Items from an interface collection:
*** Block opens ***

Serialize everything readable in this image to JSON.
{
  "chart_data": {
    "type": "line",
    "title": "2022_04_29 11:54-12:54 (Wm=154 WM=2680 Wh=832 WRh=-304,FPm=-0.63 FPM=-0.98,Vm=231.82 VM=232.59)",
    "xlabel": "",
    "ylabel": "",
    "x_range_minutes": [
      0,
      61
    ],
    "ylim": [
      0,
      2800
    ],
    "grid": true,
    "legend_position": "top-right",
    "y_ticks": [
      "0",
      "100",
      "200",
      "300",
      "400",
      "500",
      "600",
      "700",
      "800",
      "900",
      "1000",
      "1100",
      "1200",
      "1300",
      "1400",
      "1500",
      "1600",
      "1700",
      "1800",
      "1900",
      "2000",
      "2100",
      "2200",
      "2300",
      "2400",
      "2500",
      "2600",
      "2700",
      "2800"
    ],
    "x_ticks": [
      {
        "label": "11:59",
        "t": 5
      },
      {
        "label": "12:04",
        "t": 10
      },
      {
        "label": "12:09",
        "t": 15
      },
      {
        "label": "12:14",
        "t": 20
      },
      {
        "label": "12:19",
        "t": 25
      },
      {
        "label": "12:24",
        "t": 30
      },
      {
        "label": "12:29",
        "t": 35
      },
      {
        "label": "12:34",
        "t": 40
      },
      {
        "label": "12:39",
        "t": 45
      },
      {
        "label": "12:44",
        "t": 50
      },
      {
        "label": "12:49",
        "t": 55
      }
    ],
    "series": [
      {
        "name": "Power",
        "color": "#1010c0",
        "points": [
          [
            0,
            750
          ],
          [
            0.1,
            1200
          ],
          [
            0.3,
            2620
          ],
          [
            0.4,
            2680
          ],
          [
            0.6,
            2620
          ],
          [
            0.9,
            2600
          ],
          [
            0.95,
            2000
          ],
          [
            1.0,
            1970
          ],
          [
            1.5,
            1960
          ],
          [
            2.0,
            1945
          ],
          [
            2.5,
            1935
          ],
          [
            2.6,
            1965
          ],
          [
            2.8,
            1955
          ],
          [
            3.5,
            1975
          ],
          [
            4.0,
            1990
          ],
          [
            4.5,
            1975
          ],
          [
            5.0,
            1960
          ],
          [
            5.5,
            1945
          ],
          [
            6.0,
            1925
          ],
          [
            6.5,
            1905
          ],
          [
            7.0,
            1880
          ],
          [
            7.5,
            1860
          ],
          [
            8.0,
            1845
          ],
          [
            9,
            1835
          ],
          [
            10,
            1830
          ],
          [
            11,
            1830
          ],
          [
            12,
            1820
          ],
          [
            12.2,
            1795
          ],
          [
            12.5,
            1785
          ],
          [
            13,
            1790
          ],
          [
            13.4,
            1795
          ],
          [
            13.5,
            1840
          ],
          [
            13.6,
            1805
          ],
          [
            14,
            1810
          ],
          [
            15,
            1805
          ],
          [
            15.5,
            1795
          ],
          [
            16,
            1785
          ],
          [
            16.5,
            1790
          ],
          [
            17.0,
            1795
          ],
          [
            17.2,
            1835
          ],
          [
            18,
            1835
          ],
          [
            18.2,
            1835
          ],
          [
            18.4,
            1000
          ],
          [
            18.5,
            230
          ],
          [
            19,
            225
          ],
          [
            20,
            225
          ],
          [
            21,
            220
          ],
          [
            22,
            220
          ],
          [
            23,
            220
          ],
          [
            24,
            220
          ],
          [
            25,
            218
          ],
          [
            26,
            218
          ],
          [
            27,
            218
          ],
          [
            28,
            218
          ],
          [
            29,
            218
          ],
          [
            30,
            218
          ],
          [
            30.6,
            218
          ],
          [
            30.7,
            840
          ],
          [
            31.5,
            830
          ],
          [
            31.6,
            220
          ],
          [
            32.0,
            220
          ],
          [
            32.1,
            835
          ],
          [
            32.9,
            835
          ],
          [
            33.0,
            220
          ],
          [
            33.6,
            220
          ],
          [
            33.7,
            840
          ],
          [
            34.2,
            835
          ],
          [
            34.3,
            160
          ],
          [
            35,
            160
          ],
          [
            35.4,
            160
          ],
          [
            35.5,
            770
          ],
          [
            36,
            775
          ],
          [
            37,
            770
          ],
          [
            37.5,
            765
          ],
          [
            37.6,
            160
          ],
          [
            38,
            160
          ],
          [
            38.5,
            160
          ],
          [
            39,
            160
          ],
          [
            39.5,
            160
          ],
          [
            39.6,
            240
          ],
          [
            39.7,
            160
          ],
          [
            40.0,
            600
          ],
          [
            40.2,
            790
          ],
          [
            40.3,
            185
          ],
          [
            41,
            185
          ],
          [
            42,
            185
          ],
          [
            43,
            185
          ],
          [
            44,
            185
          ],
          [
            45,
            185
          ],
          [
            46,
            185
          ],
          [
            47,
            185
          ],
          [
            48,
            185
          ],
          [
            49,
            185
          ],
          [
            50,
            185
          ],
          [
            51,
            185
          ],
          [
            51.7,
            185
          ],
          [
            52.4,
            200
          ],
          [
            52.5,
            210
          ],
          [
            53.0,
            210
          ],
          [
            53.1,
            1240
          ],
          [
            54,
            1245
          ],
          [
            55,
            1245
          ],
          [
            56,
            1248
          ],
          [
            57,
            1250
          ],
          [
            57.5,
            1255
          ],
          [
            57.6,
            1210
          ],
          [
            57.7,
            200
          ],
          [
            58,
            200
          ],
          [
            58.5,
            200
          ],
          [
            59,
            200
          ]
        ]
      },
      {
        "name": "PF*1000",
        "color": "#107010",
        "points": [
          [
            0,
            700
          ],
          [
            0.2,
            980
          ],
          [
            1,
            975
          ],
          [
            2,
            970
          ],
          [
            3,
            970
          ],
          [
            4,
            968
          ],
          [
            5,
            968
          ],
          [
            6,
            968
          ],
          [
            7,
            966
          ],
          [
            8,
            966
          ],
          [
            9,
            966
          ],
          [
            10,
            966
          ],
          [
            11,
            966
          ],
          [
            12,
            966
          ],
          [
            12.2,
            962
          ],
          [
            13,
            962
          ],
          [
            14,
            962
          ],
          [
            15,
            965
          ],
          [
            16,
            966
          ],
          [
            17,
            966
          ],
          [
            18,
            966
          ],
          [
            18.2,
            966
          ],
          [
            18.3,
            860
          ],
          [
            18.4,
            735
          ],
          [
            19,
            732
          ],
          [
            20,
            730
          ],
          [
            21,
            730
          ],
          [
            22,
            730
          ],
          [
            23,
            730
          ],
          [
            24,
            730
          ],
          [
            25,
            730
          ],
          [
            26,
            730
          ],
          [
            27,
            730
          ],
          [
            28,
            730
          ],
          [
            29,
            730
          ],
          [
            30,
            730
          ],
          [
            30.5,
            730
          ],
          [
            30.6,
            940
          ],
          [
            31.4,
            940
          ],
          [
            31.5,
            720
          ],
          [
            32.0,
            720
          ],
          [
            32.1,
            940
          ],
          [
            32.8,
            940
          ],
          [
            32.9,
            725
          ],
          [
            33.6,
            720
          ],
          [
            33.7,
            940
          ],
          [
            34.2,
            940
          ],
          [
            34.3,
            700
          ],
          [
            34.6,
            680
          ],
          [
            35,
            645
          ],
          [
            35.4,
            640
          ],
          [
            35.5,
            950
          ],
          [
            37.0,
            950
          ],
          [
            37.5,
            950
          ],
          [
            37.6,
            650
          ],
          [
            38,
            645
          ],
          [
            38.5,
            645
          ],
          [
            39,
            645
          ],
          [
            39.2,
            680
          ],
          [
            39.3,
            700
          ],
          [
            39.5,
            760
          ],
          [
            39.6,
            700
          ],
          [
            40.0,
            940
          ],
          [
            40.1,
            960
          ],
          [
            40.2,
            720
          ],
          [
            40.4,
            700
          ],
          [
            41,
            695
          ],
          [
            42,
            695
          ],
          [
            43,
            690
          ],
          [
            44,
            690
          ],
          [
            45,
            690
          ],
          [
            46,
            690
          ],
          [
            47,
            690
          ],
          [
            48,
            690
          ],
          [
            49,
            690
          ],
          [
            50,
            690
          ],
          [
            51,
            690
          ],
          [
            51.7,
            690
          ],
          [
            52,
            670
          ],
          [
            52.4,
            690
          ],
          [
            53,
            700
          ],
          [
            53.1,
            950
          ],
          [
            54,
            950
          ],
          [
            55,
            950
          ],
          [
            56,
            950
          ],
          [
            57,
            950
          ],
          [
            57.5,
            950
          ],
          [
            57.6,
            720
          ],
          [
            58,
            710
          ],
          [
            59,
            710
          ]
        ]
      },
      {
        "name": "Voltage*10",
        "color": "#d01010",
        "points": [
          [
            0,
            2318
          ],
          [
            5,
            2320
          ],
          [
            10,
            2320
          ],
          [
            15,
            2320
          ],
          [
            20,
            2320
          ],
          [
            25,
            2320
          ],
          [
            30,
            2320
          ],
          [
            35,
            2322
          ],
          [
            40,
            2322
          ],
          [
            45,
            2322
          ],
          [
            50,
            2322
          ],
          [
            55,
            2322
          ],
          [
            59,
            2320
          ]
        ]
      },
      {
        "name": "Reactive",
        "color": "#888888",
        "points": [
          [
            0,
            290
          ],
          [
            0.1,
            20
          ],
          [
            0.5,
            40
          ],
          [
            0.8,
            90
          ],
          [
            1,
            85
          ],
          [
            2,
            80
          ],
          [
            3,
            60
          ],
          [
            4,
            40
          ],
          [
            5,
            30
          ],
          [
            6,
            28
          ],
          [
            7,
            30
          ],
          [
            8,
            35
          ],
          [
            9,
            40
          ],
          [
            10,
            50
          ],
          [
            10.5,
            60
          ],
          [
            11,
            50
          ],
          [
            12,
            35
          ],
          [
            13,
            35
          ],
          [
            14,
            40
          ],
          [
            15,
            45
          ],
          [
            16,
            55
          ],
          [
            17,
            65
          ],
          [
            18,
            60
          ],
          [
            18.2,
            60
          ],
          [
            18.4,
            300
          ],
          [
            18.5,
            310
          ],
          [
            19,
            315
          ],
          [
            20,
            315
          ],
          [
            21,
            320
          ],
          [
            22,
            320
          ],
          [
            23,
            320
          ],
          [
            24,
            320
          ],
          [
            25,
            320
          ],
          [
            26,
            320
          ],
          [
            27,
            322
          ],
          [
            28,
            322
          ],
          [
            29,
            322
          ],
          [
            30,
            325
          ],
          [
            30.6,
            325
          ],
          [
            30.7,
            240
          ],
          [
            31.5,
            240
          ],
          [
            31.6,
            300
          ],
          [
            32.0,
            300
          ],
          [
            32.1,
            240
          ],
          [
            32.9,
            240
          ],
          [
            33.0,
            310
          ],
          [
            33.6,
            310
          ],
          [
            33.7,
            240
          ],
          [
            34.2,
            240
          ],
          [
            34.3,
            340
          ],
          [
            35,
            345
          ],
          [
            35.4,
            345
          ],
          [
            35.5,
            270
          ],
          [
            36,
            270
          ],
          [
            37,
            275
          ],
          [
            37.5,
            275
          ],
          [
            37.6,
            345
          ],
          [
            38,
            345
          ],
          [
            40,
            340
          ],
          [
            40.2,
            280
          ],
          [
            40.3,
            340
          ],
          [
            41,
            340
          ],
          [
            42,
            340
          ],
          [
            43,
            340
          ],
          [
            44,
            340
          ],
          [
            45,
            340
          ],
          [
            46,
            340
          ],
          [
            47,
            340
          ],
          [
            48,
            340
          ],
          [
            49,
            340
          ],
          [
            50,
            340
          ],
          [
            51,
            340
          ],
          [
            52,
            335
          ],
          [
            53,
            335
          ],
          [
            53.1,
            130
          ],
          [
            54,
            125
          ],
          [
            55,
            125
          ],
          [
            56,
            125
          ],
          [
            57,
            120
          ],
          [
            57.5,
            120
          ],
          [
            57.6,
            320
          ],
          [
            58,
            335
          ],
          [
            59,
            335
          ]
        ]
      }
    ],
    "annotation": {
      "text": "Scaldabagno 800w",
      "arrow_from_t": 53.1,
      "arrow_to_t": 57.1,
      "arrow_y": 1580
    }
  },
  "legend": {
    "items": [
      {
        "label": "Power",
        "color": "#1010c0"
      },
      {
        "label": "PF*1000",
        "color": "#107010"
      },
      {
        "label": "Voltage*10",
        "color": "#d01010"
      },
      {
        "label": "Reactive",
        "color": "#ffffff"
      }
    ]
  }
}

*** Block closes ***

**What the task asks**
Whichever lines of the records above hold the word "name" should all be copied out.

**Exercise response**
        "name": "Power",
        "name": "PF*1000",
        "name": "Voltage*10",
        "name": "Reactive",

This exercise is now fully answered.